The result is that apart from the visitor center bringing the battle to life, there’s not all that much to see besides a few older buildings and one monument. Fortunately, the kids found the park’s Junior Ranger program to be pretty engaging and that helped them learn the major players and significance of the battle.  Even so, three hours was more than enough time to hit the visitor center and each of the stops on the driving tour.

Here’s a few pictures from our day at Monocacy.

Green Petina Civil War Cannon at Monocacy

A Civil War Era Cannon

Monocacy Battlefield Visitor Center

Monocacy Battlefield Visitor Center

Kids at Monocacy Battlefield

E & H Working on Their Junior Ranger Packets

Kids Working on Junior Ranger Packets

H and L Working on Their Junior Ranger Packets in the Visitor Center

Main Wall in the Visitor Center at Monocacy Battlefield

The Main Display in the Visitor Center

Exhibits in the Monocacy Visitor Center

Various Exhibits in the Monocacy Visitor Center

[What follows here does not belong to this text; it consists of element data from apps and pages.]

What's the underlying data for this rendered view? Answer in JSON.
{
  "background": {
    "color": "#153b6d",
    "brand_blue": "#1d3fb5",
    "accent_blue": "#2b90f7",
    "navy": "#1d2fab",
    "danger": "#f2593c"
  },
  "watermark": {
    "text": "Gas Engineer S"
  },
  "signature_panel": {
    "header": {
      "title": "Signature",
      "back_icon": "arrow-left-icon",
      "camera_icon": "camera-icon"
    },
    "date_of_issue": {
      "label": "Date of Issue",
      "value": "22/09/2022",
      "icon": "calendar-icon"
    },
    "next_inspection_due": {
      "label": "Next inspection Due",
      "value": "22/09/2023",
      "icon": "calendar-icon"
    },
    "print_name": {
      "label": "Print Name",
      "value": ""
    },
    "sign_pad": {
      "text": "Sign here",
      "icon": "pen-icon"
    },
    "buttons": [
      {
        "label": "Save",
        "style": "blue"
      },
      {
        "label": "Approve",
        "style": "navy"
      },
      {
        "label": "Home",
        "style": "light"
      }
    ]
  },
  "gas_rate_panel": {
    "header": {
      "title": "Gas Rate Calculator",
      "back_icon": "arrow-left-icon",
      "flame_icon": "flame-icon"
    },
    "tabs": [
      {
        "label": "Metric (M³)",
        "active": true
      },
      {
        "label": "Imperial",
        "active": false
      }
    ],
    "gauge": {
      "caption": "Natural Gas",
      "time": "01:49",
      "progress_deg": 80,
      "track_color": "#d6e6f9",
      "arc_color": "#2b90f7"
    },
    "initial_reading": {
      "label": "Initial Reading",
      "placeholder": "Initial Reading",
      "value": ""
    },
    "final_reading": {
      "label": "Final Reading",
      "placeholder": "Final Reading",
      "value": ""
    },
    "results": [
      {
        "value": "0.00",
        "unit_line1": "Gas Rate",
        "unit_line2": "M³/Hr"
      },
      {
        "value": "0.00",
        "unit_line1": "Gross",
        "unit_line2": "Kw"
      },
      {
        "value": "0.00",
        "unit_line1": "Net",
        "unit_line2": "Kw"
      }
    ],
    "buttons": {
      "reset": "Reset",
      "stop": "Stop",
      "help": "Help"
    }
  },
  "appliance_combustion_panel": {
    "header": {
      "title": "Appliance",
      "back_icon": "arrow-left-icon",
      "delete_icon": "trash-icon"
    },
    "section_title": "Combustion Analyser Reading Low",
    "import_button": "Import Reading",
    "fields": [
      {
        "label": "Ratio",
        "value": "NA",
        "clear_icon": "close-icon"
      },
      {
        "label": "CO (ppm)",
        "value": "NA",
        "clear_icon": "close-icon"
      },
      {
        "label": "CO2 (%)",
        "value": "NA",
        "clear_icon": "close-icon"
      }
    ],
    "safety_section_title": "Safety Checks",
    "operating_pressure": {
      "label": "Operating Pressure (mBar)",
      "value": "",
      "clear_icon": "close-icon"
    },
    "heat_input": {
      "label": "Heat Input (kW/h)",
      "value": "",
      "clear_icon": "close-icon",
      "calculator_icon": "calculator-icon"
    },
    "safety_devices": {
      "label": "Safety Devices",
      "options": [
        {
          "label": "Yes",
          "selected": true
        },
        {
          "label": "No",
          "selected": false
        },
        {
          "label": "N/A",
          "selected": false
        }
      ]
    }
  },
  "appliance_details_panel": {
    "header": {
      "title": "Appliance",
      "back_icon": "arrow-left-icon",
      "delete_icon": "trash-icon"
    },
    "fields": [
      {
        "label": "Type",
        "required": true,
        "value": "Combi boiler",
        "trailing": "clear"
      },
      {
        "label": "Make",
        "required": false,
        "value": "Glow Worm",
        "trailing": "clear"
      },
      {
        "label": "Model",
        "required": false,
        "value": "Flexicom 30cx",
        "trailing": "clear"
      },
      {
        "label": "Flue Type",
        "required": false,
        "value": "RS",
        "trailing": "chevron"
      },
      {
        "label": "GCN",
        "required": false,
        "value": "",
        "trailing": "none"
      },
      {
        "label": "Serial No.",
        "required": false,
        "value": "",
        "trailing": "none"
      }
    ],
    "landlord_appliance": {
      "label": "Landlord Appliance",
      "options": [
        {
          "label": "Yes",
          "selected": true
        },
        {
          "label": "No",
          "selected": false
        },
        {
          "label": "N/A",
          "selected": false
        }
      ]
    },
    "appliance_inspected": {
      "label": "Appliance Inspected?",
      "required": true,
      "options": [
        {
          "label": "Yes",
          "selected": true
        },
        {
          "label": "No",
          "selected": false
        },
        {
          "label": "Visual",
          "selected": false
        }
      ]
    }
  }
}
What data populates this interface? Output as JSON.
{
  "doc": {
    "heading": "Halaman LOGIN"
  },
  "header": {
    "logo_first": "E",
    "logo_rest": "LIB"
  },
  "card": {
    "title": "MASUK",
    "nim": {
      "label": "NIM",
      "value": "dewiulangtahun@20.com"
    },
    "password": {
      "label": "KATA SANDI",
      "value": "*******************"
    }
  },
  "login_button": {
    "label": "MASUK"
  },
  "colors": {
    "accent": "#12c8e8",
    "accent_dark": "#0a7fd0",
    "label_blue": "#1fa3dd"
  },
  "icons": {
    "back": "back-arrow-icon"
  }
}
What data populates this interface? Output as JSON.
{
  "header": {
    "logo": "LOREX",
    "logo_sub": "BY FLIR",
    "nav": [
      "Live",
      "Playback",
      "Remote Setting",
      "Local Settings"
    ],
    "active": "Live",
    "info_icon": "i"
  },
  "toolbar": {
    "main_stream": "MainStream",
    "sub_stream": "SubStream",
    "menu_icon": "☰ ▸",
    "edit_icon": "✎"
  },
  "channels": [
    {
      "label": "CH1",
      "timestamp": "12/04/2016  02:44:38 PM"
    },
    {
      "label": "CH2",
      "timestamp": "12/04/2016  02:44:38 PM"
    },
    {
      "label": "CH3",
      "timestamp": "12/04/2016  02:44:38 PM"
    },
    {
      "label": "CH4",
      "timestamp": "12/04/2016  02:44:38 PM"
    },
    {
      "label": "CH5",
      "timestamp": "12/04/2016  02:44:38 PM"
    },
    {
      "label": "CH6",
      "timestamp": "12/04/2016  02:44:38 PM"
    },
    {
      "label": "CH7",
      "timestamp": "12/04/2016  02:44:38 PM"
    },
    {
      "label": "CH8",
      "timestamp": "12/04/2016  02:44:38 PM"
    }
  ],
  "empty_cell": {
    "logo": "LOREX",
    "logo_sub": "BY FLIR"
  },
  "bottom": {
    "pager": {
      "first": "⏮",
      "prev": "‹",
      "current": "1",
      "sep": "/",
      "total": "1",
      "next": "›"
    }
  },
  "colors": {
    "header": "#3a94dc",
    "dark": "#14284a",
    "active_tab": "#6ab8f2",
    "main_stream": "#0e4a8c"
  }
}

This next picture is of the best exhibit in the Museum, an interactive battle map that helps you understand exactly what was happening in the days leading up to the battle and the day of the battle itself. The map lights up troop placements and movements to help visitors understand how the battle took shape.

Interactive battle map at Monocacy battlefield

Interactive Battelfield Map That Shows (Using Lights) How the Battle Progressed

Pictures from the Driving Tour

We stopped and took a few quick pictures on the driving tour. Here’s one or two from each site.

Site 1 – Best Farm

Site 2 – Monocacy Junction & 14th New Jersey Monument

Site 3 – Worthington Farm

Site 4 – Thomas Farm

Site 5 – Gambrill Mill

After hitting the five sites on the driving tour, and with the sun setting on us, we decided to head home. All of us enjoyed this quick trip to Monocacy and crossing another National Monument off the list!